▸ DATA:

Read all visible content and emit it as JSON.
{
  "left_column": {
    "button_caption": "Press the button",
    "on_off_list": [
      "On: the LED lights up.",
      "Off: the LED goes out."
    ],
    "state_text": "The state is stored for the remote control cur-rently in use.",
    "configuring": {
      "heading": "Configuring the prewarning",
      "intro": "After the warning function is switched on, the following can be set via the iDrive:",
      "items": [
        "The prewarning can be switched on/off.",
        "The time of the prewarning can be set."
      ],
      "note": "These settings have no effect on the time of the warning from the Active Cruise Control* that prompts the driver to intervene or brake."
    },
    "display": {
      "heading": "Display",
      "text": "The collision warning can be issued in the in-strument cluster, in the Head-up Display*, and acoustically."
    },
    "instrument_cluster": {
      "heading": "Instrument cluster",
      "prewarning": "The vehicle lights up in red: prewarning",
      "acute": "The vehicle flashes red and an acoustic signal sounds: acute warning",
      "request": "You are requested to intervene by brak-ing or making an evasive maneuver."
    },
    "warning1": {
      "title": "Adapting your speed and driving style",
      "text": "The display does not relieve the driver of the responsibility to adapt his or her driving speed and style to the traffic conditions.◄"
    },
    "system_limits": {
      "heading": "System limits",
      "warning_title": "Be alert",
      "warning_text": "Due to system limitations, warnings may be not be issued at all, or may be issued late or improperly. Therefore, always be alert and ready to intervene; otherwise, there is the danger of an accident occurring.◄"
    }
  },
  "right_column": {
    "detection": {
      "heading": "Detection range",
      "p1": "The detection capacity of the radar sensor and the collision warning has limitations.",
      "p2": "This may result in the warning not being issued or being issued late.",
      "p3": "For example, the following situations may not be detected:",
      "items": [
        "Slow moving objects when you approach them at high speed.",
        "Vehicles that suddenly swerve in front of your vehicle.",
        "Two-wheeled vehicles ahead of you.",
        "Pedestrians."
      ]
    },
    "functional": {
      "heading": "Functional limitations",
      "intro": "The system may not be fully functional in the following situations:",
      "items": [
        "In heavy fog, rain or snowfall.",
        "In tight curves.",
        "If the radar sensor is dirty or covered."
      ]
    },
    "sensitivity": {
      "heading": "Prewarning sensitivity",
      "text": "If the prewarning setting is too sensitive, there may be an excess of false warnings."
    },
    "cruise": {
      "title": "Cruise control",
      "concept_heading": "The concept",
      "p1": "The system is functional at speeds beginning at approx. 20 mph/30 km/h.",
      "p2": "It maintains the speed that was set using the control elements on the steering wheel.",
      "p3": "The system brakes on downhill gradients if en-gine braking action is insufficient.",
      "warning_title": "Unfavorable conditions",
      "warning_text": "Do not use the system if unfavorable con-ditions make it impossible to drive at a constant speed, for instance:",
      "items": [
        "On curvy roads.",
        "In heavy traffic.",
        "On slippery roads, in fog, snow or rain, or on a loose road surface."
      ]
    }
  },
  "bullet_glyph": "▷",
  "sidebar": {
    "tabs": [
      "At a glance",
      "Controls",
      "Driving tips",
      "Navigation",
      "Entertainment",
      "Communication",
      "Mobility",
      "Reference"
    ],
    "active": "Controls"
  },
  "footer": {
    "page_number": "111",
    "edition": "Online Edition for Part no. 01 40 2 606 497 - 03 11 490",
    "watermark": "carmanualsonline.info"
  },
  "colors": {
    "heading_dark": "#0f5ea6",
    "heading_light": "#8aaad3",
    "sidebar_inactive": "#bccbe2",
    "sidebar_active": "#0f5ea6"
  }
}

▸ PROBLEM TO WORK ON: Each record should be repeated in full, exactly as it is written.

▸ RESPONSE TO THIS TASK:
Read all visible content and emit it as JSON.
{
  "left_column": {
    "button_caption": "Press the button",
    "on_off_list": [
      "On: the LED lights up.",
      "Off: the LED goes out."
    ],
    "state_text": "The state is stored for the remote control cur-rently in use.",
    "configuring": {
      "heading": "Configuring the prewarning",
      "intro": "After the warning function is switched on, the following can be set via the iDrive:",
      "items": [
        "The prewarning can be switched on/off.",
        "The time of the prewarning can be set."
      ],
      "note": "These settings have no effect on the time of the warning from the Active Cruise Control* that prompts the driver to intervene or brake."
    },
    "display": {
      "heading": "Display",
      "text": "The collision warning can be issued in the in-strument cluster, in the Head-up Display*, and acoustically."
    },
    "instrument_cluster": {
      "heading": "Instrument cluster",
      "prewarning": "The vehicle lights up in red: prewarning",
      "acute": "The vehicle flashes red and an acoustic signal sounds: acute warning",
      "request": "You are requested to intervene by brak-ing or making an evasive maneuver."
    },
    "warning1": {
      "title": "Adapting your speed and driving style",
      "text": "The display does not relieve the driver of the responsibility to adapt his or her driving speed and style to the traffic conditions.◄"
    },
    "system_limits": {
      "heading": "System limits",
      "warning_title": "Be alert",
      "warning_text": "Due to system limitations, warnings may be not be issued at all, or may be issued late or improperly. Therefore, always be alert and ready to intervene; otherwise, there is the danger of an accident occurring.◄"
    }
  },
  "right_column": {
    "detection": {
      "heading": "Detection range",
      "p1": "The detection capacity of the radar sensor and the collision warning has limitations.",
      "p2": "This may result in the warning not being issued or being issued late.",
      "p3": "For example, the following situations may not be detected:",
      "items": [
        "Slow moving objects when you approach them at high speed.",
        "Vehicles that suddenly swerve in front of your vehicle.",
        "Two-wheeled vehicles ahead of you.",
        "Pedestrians."
      ]
    },
    "functional": {
      "heading": "Functional limitations",
      "intro": "The system may not be fully functional in the following situations:",
      "items": [
        "In heavy fog, rain or snowfall.",
        "In tight curves.",
        "If the radar sensor is dirty or covered."
      ]
    },
    "sensitivity": {
      "heading": "Prewarning sensitivity",
      "text": "If the prewarning setting is too sensitive, there may be an excess of false warnings."
    },
    "cruise": {
      "title": "Cruise control",
      "concept_heading": "The concept",
      "p1": "The system is functional at speeds beginning at approx. 20 mph/30 km/h.",
      "p2": "It maintains the speed that was set using the control elements on the steering wheel.",
      "p3": "The system brakes on downhill gradients if en-gine braking action is insufficient.",
      "warning_title": "Unfavorable conditions",
      "warning_text": "Do not use the system if unfavorable con-ditions make it impossible to drive at a constant speed, for instance:",
      "items": [
        "On curvy roads.",
        "In heavy traffic.",
        "On slippery roads, in fog, snow or rain, or on a loose road surface."
      ]
    }
  },
  "bullet_glyph": "▷",
  "sidebar": {
    "tabs": [
      "At a glance",
      "Controls",
      "Driving tips",
      "Navigation",
      "Entertainment",
      "Communication",
      "Mobility",
      "Reference"
    ],
    "active": "Controls"
  },
  "footer": {
    "page_number": "111",
    "edition": "Online Edition for Part no. 01 40 2 606 497 - 03 11 490",
    "watermark": "carmanualsonline.info"
  },
  "colors": {
    "heading_dark": "#0f5ea6",
    "heading_light": "#8aaad3",
    "sidebar_inactive": "#bccbe2",
    "sidebar_active": "#0f5ea6"
  }
}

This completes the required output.